=== Section Start ===

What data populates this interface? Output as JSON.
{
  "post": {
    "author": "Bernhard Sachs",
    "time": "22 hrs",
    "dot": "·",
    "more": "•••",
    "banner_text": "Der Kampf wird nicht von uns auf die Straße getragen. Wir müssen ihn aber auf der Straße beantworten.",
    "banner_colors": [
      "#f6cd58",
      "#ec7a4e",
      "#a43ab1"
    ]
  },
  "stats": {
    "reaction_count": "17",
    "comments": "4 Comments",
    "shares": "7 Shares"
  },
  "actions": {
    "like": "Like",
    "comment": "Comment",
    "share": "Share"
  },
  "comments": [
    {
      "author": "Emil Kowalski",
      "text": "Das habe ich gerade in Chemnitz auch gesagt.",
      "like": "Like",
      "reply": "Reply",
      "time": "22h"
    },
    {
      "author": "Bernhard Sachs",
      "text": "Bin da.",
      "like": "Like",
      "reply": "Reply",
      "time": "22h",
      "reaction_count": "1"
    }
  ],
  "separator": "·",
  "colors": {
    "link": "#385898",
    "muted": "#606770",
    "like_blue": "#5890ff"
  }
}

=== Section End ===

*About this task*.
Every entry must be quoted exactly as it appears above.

*Response to the task*.
What data populates this interface? Output as JSON.
{
  "post": {
    "author": "Bernhard Sachs",
    "time": "22 hrs",
    "dot": "·",
    "more": "•••",
    "banner_text": "Der Kampf wird nicht von uns auf die Straße getragen. Wir müssen ihn aber auf der Straße beantworten.",
    "banner_colors": [
      "#f6cd58",
      "#ec7a4e",
      "#a43ab1"
    ]
  },
  "stats": {
    "reaction_count": "17",
    "comments": "4 Comments",
    "shares": "7 Shares"
  },
  "actions": {
    "like": "Like",
    "comment": "Comment",
    "share": "Share"
  },
  "comments": [
    {
      "author": "Emil Kowalski",
      "text": "Das habe ich gerade in Chemnitz auch gesagt.",
      "like": "Like",
      "reply": "Reply",
      "time": "22h"
    },
    {
      "author": "Bernhard Sachs",
      "text": "Bin da.",
      "like": "Like",
      "reply": "Reply",
      "time": "22h",
      "reaction_count": "1"
    }
  ],
  "separator": "·",
  "colors": {
    "link": "#385898",
    "muted": "#606770",
    "like_blue": "#5890ff"
  }
}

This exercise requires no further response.